On 30 July 1949 Amethyst slipped her chain and headed downriver in the dark, beginning a 104-mile dash for freedom running the gauntlet of Communist guns on both banks of the river. She followed the merchant ship Kiang Ling Liberation, which showed the way through the shoals and distracted the PLA. At 0500 hours of 31 July, Amethyst approached the PLA forts at Wusong (Woosung) and Par Shan with their searchlights sweeping the river. The Amethyst, at full speed ahead, broke through the boom at the mouth of the river and made contact with HMS Concord before arriving in Hong Kong on 11 August 1949[4], the signal transmitted: "Have rejoined the fleet off Woosung...God save the King."

Chinese records state that the PLA warned the Amethyst to stop, "but she opened fire on, collided with, and sank a number of junks and escaped from the Yangtse River."

The American Suspense radio series included an episode entitled Log of the Marne (22 October 1951), largely based on the events of the Yangtze incident.[5]

In the 1957 film Yangtse Incident: The Story of HMS Amethyst (released as Battle Hell in the US, and also as Escape of the Amethyst and Their Greatest Glory) starring Richard Todd as Kerans, Amethyst re-enacted her role. As her engines were no longer operational, shots of the ship moving used her sister ship, Magpie.

See also


  2. Ye Fei, Zhengzhan jishi [Recollections of a career in the military] (Shanghai,1988), 272-276. Cited in "The United States, the Chinese Communist Party, and the Soviet Union, 1948-1950: A Reappraisal" by Michael Sheng, The Pacific Historical Review, Vol. 63, No. 4 (Nov., 1994), p.533
  3. A Chinese account in 2005 (in Chinese)
  4. Hong Kong Welcomes Amethyst - Movietone Digital Archive
  5. [1]

Further reading

  • Leslie Frank - Yangtse River Incident 1949: The Diary of Coxswain Leslie Frank: HMS Amethyst - Yangtse River 19/4/49 to 31/7/49 (2004) ISBN 1-84342-756-7
  • Edwyn Gray - Frigate Under Fire: HMS Amethyst's 100 Days of Hell (1987)
  • Malcolm H. Murfett - Hostage on the Yangtze: Britain, China, and the Amethyst Crisis of 1949 (1991) ISBN 0-87021-289-3

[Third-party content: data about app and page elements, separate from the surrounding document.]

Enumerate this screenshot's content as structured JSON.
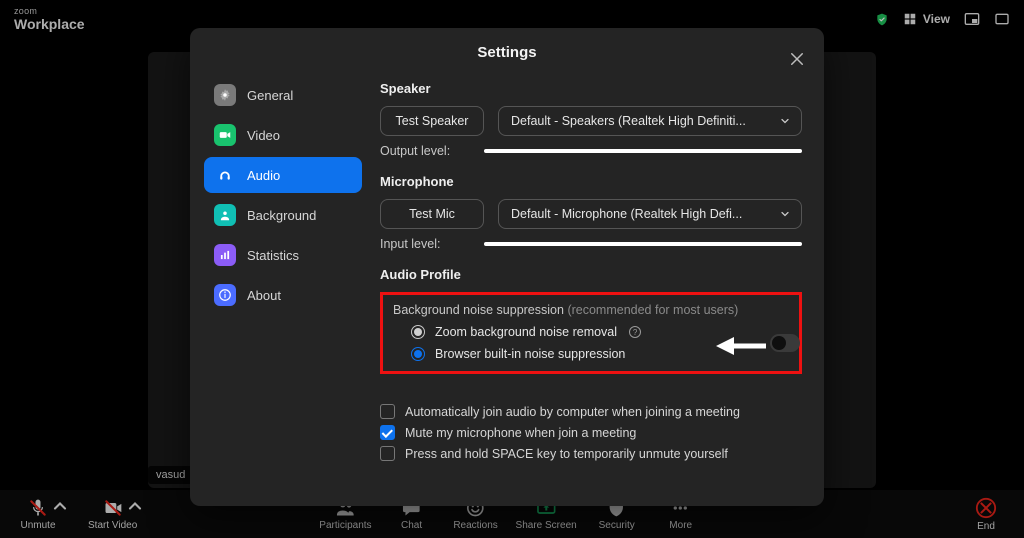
{
  "app": {
    "brand_small": "zoom",
    "brand": "Workplace",
    "view_label": "View",
    "participant_name": "vasud"
  },
  "toolbar": {
    "unmute": "Unmute",
    "start_video": "Start Video",
    "participants": "Participants",
    "chat": "Chat",
    "reactions": "Reactions",
    "share_screen": "Share Screen",
    "security": "Security",
    "more": "More",
    "end": "End"
  },
  "settings": {
    "title": "Settings",
    "nav": {
      "general": "General",
      "video": "Video",
      "audio": "Audio",
      "background": "Background",
      "statistics": "Statistics",
      "about": "About"
    },
    "audio": {
      "speaker_label": "Speaker",
      "test_speaker": "Test Speaker",
      "speaker_device": "Default - Speakers (Realtek High Definiti...",
      "output_level": "Output level:",
      "mic_label": "Microphone",
      "test_mic": "Test Mic",
      "mic_device": "Default - Microphone (Realtek High Defi...",
      "input_level": "Input level:",
      "audio_profile": "Audio Profile",
      "bns_title": "Background noise suppression",
      "bns_recommended": "(recommended for most users)",
      "bns_options": {
        "zoom": "Zoom background noise removal",
        "browser": "Browser built-in noise suppression",
        "selected": "browser"
      },
      "checks": {
        "auto_join": "Automatically join audio by computer when joining a meeting",
        "mute_on_join": "Mute my microphone when join a meeting",
        "space_unmute": "Press and hold SPACE key to temporarily unmute yourself"
      }
    }
  }
}
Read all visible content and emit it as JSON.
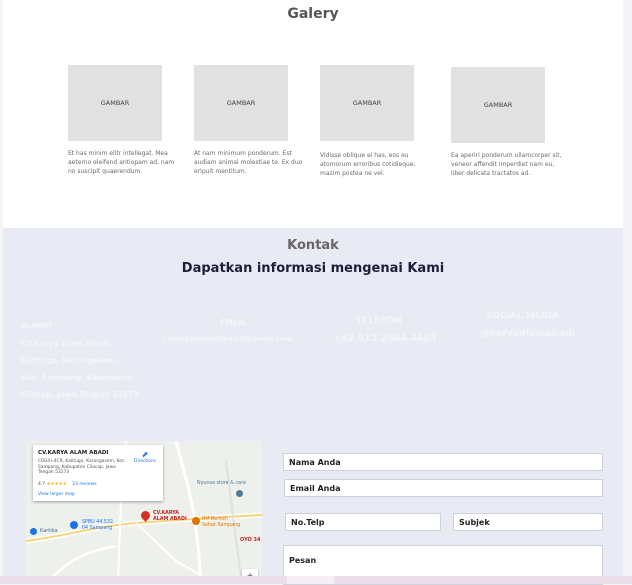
{
  "gallery": {
    "title": "Galery",
    "items": [
      {
        "label": "GAMBAR",
        "caption": "Et has minim elitr intellegat. Mea aeterno eleifend antiopam ad, nam no suscipit quaerendum."
      },
      {
        "label": "GAMBAR",
        "caption": "At nam minimum ponderum. Est audiam animal molestiae te. Ex duo eripuit mentitum."
      },
      {
        "label": "GAMBAR",
        "caption": "Vidisse oblique ei has, eos eu atomorum erroribus cotidieque, mazim postea ne vel."
      },
      {
        "label": "GAMBAR",
        "caption": "Ea aperiri ponderum ullamcorper sit, veneor affendit imperdiet nam eu, liber delicata tractatos ad."
      }
    ]
  },
  "kontak": {
    "title": "Kontak",
    "subtitle": "Dapatkan informasi mengenai Kami",
    "alamat_label": "ALAMAT",
    "alamat_lines": [
      "CV.Karya Alam Abadi,",
      "Kalitugu, Karangasem,",
      "Kec. Sampang, Kabupaten",
      "Cilacap, Jawa Tengah 53273"
    ],
    "email_label": "EMAIL",
    "email_value": "cvkaryaalamabadi10@gmail.com",
    "telepon_label": "TELEPON",
    "telepon_value": "+62 812 2944 4485",
    "social_label": "SOCIAL MEDIA",
    "social_value": "@karyaalamabadi"
  },
  "map": {
    "place_name": "CV.KARYA ALAM ABADI",
    "address": "C6G4+4CR, Kalitugu, Karangasem, Kec. Sampang, Kabupaten Cilacap, Jawa Tengah 53273",
    "rating": "4.7",
    "stars": "★★★★★",
    "reviews": "23 reviews",
    "directions": "Directions",
    "view_larger": "View larger map",
    "pin_label_1": "CV.KARYA",
    "pin_label_2": "ALAM ABADI",
    "spbu_label_1": "SPBU 44.532.",
    "spbu_label_2": "04 Sampang",
    "rm_label_1": "RM Berkah",
    "rm_label_2": "Sehat Sampang",
    "store_label": "Nyunsa store & care",
    "kartika_label": "Kartika",
    "oyo_label": "OYO 34",
    "zoom_plus": "+"
  },
  "form": {
    "nama": "Nama Anda",
    "email": "Email Anda",
    "telp": "No.Telp",
    "subjek": "Subjek",
    "pesan": "Pesan"
  },
  "colors": {
    "gallery_bg": "#ffffff",
    "kontak_bg": "#e8eaf4",
    "placeholder_gray": "#e1e1e1",
    "pin_red": "#d93025"
  }
}
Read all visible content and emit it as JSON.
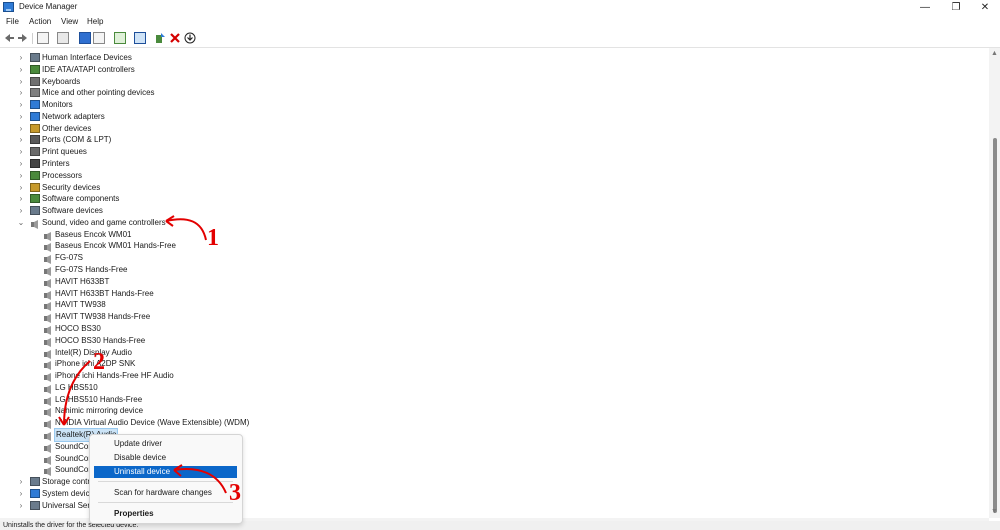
{
  "window": {
    "title": "Device Manager",
    "controls": [
      "—",
      "❐",
      "✕"
    ]
  },
  "menu": [
    "File",
    "Action",
    "View",
    "Help"
  ],
  "tree": [
    {
      "label": "Human Interface Devices",
      "chevron": "›",
      "icon": "hid-icon",
      "color": "#6a7b8c"
    },
    {
      "label": "IDE ATA/ATAPI controllers",
      "chevron": "›",
      "icon": "ide-controller-icon",
      "color": "#4a8a3c"
    },
    {
      "label": "Keyboards",
      "chevron": "›",
      "icon": "keyboard-icon",
      "color": "#707070"
    },
    {
      "label": "Mice and other pointing devices",
      "chevron": "›",
      "icon": "mouse-icon",
      "color": "#808080"
    },
    {
      "label": "Monitors",
      "chevron": "›",
      "icon": "monitor-icon",
      "color": "#2f7bd6"
    },
    {
      "label": "Network adapters",
      "chevron": "›",
      "icon": "network-adapter-icon",
      "color": "#2f7bd6"
    },
    {
      "label": "Other devices",
      "chevron": "›",
      "icon": "other-devices-icon",
      "color": "#c79a2c"
    },
    {
      "label": "Ports (COM & LPT)",
      "chevron": "›",
      "icon": "port-icon",
      "color": "#5a5a5a"
    },
    {
      "label": "Print queues",
      "chevron": "›",
      "icon": "printer-icon",
      "color": "#6a6a6a"
    },
    {
      "label": "Printers",
      "chevron": "›",
      "icon": "printer-icon",
      "color": "#444444"
    },
    {
      "label": "Processors",
      "chevron": "›",
      "icon": "processor-icon",
      "color": "#4a8a3c"
    },
    {
      "label": "Security devices",
      "chevron": "›",
      "icon": "security-device-icon",
      "color": "#c79a2c"
    },
    {
      "label": "Software components",
      "chevron": "›",
      "icon": "software-component-icon",
      "color": "#4a8a3c"
    },
    {
      "label": "Software devices",
      "chevron": "›",
      "icon": "software-device-icon",
      "color": "#6a7b8c"
    },
    {
      "label": "Sound, video and game controllers",
      "chevron": "⌄",
      "icon": "speaker-icon",
      "color": "#808080"
    },
    {
      "label": "Baseus Encok WM01",
      "icon": "speaker-icon",
      "color": "#808080",
      "child": true
    },
    {
      "label": "Baseus Encok WM01 Hands-Free",
      "icon": "speaker-icon",
      "color": "#808080",
      "child": true
    },
    {
      "label": "FG-07S",
      "icon": "speaker-icon",
      "color": "#808080",
      "child": true
    },
    {
      "label": "FG-07S Hands-Free",
      "icon": "speaker-icon",
      "color": "#808080",
      "child": true
    },
    {
      "label": "HAVIT H633BT",
      "icon": "speaker-icon",
      "color": "#808080",
      "child": true
    },
    {
      "label": "HAVIT H633BT Hands-Free",
      "icon": "speaker-icon",
      "color": "#808080",
      "child": true
    },
    {
      "label": "HAVIT TW938",
      "icon": "speaker-icon",
      "color": "#808080",
      "child": true
    },
    {
      "label": "HAVIT TW938 Hands-Free",
      "icon": "speaker-icon",
      "color": "#808080",
      "child": true
    },
    {
      "label": "HOCO BS30",
      "icon": "speaker-icon",
      "color": "#808080",
      "child": true
    },
    {
      "label": "HOCO BS30 Hands-Free",
      "icon": "speaker-icon",
      "color": "#808080",
      "child": true
    },
    {
      "label": "Intel(R) Display Audio",
      "icon": "speaker-icon",
      "color": "#808080",
      "child": true
    },
    {
      "label": "iPhone ichi A2DP SNK",
      "icon": "speaker-icon",
      "color": "#808080",
      "child": true
    },
    {
      "label": "iPhone ichi Hands-Free HF Audio",
      "icon": "speaker-icon",
      "color": "#808080",
      "child": true
    },
    {
      "label": "LG HBS510",
      "icon": "speaker-icon",
      "color": "#808080",
      "child": true
    },
    {
      "label": "LG HBS510 Hands-Free",
      "icon": "speaker-icon",
      "color": "#808080",
      "child": true
    },
    {
      "label": "Nahimic mirroring device",
      "icon": "speaker-icon",
      "color": "#808080",
      "child": true
    },
    {
      "label": "NVIDIA Virtual Audio Device (Wave Extensible) (WDM)",
      "icon": "speaker-icon",
      "color": "#808080",
      "child": true
    },
    {
      "label": "Realtek(R) Audio",
      "icon": "speaker-icon",
      "color": "#808080",
      "child": true,
      "selected": true
    },
    {
      "label": "SoundCore",
      "icon": "speaker-icon",
      "color": "#808080",
      "child": true
    },
    {
      "label": "SoundCore",
      "icon": "speaker-icon",
      "color": "#808080",
      "child": true
    },
    {
      "label": "SoundCore",
      "icon": "speaker-icon",
      "color": "#808080",
      "child": true
    },
    {
      "label": "Storage controllers",
      "chevron": "›",
      "icon": "storage-controller-icon",
      "color": "#6a7b8c"
    },
    {
      "label": "System devices",
      "chevron": "›",
      "icon": "system-device-icon",
      "color": "#2f7bd6"
    },
    {
      "label": "Universal Serial Bus controllers",
      "chevron": "›",
      "icon": "usb-controller-icon",
      "color": "#6a7b8c"
    }
  ],
  "context_menu": {
    "items": [
      "Update driver",
      "Disable device",
      "Uninstall device",
      "Scan for hardware changes",
      "Properties"
    ],
    "highlighted": "Uninstall device"
  },
  "callouts": [
    "1",
    "2",
    "3"
  ],
  "status": "Uninstalls the driver for the selected device."
}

External links

es:HMS Amethyst (F116) fr:HMS Amethyst (U16) zh:紫石英号事件